[INPUT MATERIAL — start]

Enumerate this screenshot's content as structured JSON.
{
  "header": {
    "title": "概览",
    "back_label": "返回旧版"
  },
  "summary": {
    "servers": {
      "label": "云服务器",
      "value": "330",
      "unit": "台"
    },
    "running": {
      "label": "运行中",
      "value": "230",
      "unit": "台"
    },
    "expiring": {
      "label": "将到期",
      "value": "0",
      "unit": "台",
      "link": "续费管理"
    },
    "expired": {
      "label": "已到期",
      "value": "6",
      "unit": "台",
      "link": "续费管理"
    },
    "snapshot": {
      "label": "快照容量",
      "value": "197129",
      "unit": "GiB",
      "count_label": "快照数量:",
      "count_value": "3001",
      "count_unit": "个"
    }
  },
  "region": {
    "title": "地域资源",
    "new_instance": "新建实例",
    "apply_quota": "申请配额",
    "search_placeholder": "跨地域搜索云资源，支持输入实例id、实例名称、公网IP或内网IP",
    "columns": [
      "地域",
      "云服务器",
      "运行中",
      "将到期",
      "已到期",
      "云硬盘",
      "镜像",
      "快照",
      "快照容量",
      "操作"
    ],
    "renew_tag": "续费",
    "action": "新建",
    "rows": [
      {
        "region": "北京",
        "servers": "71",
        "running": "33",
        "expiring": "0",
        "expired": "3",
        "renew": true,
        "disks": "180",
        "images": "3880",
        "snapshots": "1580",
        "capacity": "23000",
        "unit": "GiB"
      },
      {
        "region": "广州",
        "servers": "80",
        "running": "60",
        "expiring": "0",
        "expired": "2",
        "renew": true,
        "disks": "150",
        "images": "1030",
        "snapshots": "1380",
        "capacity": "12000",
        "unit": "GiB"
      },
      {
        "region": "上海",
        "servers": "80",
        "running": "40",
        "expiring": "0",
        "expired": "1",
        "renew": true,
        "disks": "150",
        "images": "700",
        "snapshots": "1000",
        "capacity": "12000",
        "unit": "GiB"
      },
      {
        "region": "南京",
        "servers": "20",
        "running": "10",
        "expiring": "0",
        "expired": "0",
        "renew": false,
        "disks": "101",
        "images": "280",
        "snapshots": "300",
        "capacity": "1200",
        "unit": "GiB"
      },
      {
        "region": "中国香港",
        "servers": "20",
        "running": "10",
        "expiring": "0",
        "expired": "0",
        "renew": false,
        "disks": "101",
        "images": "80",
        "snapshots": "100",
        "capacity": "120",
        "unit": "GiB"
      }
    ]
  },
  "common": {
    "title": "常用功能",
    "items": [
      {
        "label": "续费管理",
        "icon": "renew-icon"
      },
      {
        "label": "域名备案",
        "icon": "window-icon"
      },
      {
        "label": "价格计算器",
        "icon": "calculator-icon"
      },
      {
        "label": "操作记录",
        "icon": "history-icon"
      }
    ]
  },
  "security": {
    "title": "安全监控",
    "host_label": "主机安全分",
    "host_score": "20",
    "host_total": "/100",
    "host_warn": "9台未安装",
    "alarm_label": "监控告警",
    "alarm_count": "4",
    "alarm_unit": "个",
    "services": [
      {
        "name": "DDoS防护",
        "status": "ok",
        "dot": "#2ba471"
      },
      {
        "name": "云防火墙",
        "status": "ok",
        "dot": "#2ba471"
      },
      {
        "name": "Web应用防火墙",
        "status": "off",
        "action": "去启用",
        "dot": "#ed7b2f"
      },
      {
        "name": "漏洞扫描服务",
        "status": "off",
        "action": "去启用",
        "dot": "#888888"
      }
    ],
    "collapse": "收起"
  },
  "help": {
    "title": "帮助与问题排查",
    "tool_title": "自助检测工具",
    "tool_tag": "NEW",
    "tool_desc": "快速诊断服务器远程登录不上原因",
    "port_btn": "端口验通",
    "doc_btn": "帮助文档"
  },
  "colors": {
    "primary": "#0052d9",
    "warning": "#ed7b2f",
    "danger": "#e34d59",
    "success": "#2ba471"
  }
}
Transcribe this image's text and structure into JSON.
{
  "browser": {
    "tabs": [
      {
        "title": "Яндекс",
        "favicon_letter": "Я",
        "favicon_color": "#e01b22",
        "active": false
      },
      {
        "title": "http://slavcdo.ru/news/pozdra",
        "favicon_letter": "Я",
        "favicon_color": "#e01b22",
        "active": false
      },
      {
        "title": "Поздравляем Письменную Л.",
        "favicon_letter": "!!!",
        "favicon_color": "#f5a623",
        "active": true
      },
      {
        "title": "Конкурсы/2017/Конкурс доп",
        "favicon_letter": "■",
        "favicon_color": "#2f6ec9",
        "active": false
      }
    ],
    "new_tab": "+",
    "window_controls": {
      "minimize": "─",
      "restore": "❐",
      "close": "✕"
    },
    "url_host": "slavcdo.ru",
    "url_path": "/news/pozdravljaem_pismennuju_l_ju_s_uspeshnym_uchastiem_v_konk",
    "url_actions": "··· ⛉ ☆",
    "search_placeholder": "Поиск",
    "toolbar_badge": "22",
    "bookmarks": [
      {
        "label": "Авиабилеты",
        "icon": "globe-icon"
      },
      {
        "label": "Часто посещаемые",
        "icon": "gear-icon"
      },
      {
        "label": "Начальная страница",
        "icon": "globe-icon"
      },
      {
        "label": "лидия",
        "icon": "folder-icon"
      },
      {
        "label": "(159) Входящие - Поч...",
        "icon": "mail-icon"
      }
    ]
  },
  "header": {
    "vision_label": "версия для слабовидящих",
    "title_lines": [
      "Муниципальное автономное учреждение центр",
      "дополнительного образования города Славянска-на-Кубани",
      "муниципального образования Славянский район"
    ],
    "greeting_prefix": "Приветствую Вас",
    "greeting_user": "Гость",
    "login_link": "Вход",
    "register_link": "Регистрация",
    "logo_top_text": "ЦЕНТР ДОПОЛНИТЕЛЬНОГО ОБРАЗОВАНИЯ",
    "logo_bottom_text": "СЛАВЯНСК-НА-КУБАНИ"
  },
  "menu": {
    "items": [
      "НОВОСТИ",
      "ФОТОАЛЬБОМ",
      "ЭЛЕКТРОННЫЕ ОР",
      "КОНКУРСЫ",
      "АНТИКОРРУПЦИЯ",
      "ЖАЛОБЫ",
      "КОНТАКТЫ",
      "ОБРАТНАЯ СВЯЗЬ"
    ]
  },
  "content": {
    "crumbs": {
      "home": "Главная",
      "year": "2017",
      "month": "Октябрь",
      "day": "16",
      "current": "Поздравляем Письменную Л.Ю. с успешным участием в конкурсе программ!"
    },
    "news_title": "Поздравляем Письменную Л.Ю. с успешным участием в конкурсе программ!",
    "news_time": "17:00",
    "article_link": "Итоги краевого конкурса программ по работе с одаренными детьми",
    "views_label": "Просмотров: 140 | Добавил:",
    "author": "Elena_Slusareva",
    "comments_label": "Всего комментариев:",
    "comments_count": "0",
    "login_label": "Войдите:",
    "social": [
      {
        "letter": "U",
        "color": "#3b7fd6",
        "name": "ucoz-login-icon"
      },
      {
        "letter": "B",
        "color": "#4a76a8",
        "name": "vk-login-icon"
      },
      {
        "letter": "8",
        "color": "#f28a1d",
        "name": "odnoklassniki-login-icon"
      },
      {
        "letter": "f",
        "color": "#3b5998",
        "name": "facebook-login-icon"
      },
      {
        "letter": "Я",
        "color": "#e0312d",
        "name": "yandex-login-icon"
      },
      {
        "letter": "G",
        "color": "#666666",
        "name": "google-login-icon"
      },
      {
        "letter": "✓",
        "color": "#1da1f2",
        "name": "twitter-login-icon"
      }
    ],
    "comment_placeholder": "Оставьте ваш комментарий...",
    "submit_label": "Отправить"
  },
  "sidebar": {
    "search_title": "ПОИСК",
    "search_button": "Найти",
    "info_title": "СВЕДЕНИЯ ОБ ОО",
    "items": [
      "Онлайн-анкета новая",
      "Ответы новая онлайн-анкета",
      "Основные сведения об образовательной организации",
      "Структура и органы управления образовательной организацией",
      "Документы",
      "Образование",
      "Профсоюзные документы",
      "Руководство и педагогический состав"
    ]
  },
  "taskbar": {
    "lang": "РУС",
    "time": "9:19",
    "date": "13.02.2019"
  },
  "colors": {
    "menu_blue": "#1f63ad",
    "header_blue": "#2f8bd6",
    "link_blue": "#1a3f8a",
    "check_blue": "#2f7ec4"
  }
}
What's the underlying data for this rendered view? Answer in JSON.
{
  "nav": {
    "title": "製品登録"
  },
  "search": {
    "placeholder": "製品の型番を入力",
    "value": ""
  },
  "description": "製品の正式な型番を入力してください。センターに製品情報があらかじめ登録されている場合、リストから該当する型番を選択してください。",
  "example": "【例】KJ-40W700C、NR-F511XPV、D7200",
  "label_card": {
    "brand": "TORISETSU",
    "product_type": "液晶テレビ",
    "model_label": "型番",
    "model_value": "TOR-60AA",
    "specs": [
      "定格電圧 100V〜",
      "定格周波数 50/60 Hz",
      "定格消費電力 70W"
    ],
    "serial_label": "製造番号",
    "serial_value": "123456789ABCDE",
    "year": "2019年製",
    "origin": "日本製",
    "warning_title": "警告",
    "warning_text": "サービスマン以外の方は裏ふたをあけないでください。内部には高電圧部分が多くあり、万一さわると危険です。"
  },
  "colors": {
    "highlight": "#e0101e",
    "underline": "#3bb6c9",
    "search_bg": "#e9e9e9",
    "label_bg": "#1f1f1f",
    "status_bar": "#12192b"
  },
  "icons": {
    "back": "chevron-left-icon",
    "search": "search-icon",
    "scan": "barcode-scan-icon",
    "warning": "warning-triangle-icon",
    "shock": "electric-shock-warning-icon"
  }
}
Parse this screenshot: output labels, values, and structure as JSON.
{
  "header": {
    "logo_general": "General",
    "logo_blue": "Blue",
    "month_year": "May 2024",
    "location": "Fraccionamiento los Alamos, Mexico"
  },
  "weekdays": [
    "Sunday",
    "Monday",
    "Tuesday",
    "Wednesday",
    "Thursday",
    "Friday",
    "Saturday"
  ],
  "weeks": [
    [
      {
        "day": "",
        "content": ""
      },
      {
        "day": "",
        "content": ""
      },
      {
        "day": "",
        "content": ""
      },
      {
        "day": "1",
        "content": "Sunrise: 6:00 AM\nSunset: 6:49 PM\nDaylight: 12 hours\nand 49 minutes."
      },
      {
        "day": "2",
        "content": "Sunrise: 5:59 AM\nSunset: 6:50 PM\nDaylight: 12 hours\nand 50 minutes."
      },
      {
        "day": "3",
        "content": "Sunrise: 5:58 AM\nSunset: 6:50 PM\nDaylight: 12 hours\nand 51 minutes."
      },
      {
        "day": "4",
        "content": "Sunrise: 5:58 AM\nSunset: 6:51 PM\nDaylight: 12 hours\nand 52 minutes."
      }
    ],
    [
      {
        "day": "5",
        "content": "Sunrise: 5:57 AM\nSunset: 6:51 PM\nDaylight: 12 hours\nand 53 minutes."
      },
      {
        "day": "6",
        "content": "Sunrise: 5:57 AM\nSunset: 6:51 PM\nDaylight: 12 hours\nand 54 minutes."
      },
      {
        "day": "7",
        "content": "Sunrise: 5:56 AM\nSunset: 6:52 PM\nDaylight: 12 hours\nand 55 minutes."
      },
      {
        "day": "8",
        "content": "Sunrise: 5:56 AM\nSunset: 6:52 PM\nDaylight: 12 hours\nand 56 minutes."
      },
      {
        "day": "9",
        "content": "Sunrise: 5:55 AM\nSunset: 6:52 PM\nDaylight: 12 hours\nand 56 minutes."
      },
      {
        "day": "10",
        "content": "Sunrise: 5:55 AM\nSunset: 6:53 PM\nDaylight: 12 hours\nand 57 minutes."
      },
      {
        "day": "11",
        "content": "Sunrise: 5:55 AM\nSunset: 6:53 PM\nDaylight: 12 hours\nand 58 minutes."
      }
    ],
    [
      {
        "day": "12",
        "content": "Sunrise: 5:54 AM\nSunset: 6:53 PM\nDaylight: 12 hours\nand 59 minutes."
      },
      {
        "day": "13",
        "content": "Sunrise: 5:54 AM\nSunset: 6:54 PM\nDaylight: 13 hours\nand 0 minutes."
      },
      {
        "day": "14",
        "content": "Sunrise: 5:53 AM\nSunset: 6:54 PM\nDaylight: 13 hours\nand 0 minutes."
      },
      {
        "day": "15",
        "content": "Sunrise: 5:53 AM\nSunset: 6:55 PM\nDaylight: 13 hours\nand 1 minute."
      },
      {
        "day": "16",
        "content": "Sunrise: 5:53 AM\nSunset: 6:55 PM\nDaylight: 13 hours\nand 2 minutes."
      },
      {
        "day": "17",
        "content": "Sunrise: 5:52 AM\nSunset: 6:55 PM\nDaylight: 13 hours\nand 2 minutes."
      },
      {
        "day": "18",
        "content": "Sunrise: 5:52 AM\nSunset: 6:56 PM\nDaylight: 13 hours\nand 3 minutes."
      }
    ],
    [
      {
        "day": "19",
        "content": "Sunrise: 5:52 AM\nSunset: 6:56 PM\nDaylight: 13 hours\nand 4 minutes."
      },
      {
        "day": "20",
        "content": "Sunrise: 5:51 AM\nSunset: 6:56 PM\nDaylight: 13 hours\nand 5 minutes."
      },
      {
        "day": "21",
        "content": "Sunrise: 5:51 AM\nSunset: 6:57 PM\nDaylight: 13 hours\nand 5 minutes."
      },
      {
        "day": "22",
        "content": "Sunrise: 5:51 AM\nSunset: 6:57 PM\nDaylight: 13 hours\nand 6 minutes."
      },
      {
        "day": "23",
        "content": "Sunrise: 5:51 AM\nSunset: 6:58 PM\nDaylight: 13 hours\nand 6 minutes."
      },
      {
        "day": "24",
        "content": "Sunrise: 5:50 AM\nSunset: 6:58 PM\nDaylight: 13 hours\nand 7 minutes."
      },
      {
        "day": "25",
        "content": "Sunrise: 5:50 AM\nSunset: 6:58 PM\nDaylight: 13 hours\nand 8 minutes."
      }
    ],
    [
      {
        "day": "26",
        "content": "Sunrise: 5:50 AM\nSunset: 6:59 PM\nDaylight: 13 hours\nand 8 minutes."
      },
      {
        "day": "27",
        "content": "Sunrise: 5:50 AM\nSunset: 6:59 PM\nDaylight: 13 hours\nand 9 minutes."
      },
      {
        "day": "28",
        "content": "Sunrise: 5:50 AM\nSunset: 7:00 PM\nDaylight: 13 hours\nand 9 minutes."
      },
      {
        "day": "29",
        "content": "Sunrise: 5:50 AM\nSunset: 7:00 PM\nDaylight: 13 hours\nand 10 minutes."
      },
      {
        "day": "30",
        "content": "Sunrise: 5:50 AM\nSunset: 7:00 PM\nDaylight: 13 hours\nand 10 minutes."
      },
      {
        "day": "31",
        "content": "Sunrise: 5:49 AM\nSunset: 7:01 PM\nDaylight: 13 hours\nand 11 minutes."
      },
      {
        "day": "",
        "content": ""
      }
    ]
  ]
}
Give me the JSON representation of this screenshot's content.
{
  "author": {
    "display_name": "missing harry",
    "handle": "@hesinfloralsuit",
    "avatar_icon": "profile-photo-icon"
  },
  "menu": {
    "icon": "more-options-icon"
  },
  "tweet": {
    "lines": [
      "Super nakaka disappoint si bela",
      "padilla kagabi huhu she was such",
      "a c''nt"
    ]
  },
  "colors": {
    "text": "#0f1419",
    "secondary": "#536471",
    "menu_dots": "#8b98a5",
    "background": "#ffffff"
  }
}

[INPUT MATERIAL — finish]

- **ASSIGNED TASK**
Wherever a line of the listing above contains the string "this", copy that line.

- **WRITTEN SOLUTION**
Enumerate this screenshot's content as structured JSON.
Transcribe this image's text and structure into JSON.
What's the underlying data for this rendered view? Answer in JSON.
Parse this screenshot: output labels, values, and structure as JSON.
Give me the JSON representation of this screenshot's content.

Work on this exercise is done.